Hiking and sightseeing are huge attractions for visitors to Hamakua and its offerings never disappoint. Stunning cliffside vistas, scenic mountain hiking trails, and seemingly endless tracts of rainforest can easily extend your stay in Hamakua by several days. Along the way, waterfalls and scenic lookouts make for satisfying impromptu stops on your drive.
Hamakua is also home to multiple botanical gardens, home to thousands of species of rare and exotic plants. Attracting botanists, scientists, photographers, and nature lovers from around the world, the Hawaii Tropical Botanical Garden is a must-stop for an immersive, up-close look at what makes the Big Island so unique and beautiful.
City Life in Hamakua
There are many small communities along Hamakua’s winding roadways that provide ample opportunities to shop, eat, and stroll through multiple galleries, but much of the economic power in Hamakua comes from agriculture. Farmer’s markets, rodeos, and fairs are major attractions to locals and visitors alike. A trip to Honokaa in late May provides visitors a taste of Western Week, the largest celebration in the area and a wonderful opportunity to experience local food, art, and music.

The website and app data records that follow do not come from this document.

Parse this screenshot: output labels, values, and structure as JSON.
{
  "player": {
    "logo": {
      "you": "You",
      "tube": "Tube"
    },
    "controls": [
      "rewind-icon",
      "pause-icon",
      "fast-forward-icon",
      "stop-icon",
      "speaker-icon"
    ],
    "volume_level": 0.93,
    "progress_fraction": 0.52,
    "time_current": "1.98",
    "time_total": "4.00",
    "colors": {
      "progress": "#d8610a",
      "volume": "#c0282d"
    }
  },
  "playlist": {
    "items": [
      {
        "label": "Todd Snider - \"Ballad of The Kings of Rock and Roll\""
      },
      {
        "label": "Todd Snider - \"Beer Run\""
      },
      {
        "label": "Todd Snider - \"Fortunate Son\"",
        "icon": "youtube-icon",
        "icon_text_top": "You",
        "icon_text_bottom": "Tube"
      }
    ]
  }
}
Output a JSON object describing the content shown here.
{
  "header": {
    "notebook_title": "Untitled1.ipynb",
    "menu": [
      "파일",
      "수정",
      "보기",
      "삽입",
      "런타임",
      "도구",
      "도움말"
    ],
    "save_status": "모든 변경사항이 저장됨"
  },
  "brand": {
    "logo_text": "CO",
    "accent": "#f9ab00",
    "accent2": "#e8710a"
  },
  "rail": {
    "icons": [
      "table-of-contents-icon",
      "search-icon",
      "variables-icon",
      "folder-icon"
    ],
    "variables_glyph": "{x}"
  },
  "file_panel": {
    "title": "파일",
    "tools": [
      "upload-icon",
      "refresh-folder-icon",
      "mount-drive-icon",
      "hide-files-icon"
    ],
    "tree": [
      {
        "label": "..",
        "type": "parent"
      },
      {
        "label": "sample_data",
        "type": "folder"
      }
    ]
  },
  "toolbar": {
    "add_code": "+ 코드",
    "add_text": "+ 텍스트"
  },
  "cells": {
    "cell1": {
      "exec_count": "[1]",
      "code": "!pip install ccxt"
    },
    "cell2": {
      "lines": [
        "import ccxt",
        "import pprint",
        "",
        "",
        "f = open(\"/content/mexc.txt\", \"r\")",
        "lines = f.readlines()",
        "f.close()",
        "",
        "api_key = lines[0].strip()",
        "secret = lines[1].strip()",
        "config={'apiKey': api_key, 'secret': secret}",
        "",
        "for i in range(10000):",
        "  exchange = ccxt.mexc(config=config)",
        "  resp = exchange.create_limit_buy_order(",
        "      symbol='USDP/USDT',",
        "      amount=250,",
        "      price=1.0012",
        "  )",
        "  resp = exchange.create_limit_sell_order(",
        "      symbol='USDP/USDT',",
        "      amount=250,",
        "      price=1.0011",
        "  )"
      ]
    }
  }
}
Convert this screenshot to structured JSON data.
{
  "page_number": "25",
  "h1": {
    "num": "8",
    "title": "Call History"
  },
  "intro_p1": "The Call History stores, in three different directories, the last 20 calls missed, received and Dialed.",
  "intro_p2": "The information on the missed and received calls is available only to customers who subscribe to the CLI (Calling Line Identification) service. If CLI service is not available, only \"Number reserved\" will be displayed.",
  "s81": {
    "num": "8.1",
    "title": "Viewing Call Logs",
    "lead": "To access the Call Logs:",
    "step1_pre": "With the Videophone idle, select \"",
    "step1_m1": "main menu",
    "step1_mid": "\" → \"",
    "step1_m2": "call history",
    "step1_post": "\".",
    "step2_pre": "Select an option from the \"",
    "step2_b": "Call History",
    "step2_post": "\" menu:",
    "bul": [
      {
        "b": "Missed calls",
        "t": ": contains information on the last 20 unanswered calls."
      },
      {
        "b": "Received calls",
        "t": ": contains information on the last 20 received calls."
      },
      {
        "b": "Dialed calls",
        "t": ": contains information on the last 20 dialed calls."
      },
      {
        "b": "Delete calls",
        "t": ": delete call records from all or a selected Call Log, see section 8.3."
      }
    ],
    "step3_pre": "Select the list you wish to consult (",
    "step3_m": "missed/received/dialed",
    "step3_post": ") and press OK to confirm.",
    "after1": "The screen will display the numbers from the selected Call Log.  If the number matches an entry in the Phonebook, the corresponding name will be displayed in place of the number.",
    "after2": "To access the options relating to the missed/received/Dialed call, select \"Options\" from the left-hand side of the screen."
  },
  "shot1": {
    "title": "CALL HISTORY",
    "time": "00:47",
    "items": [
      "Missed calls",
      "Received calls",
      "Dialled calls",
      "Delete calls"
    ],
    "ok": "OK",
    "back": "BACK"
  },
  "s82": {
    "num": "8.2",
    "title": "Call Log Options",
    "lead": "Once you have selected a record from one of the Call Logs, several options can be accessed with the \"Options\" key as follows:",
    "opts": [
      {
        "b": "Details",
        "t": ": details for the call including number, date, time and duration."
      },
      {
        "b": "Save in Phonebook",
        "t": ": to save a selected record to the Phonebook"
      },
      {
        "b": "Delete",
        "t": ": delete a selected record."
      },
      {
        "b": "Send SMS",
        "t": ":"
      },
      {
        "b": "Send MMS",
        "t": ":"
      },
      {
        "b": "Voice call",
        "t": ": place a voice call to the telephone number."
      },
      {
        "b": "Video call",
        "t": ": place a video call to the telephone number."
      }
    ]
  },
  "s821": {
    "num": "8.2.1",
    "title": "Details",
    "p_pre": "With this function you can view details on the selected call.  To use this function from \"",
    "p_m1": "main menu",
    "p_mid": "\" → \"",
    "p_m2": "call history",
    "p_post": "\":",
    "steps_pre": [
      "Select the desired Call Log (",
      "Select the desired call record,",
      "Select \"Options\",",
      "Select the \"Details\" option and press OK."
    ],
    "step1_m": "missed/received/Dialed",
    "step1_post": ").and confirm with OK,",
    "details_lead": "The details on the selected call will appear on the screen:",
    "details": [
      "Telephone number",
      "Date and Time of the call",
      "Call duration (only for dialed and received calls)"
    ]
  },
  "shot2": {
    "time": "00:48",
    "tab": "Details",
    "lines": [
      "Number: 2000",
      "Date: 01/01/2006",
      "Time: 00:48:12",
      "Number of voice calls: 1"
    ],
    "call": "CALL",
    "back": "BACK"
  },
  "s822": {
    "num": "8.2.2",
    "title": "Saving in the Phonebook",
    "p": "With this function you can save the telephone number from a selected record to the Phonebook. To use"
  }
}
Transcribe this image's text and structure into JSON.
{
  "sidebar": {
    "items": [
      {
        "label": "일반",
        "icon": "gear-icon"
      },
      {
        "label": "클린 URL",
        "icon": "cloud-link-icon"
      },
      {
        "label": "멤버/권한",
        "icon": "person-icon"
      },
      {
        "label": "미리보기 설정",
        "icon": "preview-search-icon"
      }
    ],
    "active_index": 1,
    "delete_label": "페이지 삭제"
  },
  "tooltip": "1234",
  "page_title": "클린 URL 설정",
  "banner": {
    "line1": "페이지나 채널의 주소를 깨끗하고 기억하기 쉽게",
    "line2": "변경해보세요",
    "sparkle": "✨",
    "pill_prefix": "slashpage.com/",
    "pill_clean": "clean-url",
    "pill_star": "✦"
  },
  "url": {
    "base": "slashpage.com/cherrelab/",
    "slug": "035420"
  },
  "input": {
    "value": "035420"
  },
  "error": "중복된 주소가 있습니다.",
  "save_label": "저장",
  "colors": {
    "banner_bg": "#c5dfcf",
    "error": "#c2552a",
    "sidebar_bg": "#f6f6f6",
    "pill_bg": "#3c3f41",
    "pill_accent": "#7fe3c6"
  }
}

History of Hamakua
Hamakua’s first residents entered the valleys of Kaawalii, Maulua, Waipio, and Laupahoehoe between 700-900 A.D. They grew taro, bananas, and breadfruit on the generous slopes of Mauna Kea and grew sugar cane where they could. Ranches of pigs, chickens, and dogs populated the more difficult land and residents took advantage of the plentiful natural resources, adding kukui nut, lilikoi, and harvested plants to their medicinal repertoire.
Many of the district boundaries that were established by Ali’i (chiefs) in this period still exist today, but the effects of this society’s rules echoed out into one of Hawaii’s most important eras. The legendary Umi line of chiefs, of which Kamehameha was a member, arose in Hamakua’s Waipio Valley. Hawaiian legend holds that Kamehameha was hidden in the Waipio Valley in order to protect him from a rival chief.
In the early industrial era, small farmers with a few hundred acres of land gave way to incorporated sugar plantations along Hamakua. The Honokaa Sugar Company grew to more than 5,500 acres in less than 20 years before merging with the Pacific Sugar Mill in 1928 and more than doubled that number. Coffee plantations were also a major player along the Hamakua Coast, with the largest plantation existing in Pohakea. Once the massive Hamakua Sugar Company closed down in 1994, a renewed interest in high-quality coffee and opportunistic local farmers sparked an uptick in regional and artisanal Hawaiian coffee in the area.
Much of the labor on these large-scale plantations were Hawaiian, but after a ban on Chinese immigration in 1882, the islands became a major attraction for working immigrants from Japan, Portugal, Puerto Rico, Korea, and the Philippines. Because much of the communities in Hamakua were dependent on the plantation ownership and populated with immigrant families, the populations were largely decimated once the plantations closed. Only Honokaa remains as a viable, flourishing community from this era.
Present Day Hamakua
Still an agricultural force on the Big Island, Hamakua continues its legacy of ranching and farming. Smaller, family-owned ranches continue to exist in the area, as do artisanal coffee and macadamia nut plantations. One such popular plantation is the Hamakua macadamia nut plantation, with large sillos full of these Hamakua macadamia nuts. The plantation has a visitor’s center for anyone that wants to learn more about the Hamakua macadamia nuts and even taste test one.
The lush rainforests of present day Hamakua provide ample opportunity for scientific research and the supporting botanical gardens in the region reinforce the diverse and unique ecosystem along the slopes of Mauna Kea.
Travel to Hamakua usually means a trip along the high plateau between Mauna Loa and Mauna Kea, but access from the north and south are possible via smaller, winding roads. Visitors who venture to the northeastern point of the Big Island are rewarded with awe-inspiring views of rainforests, immense waterfalls, and seaside vistas that will last a lifetime.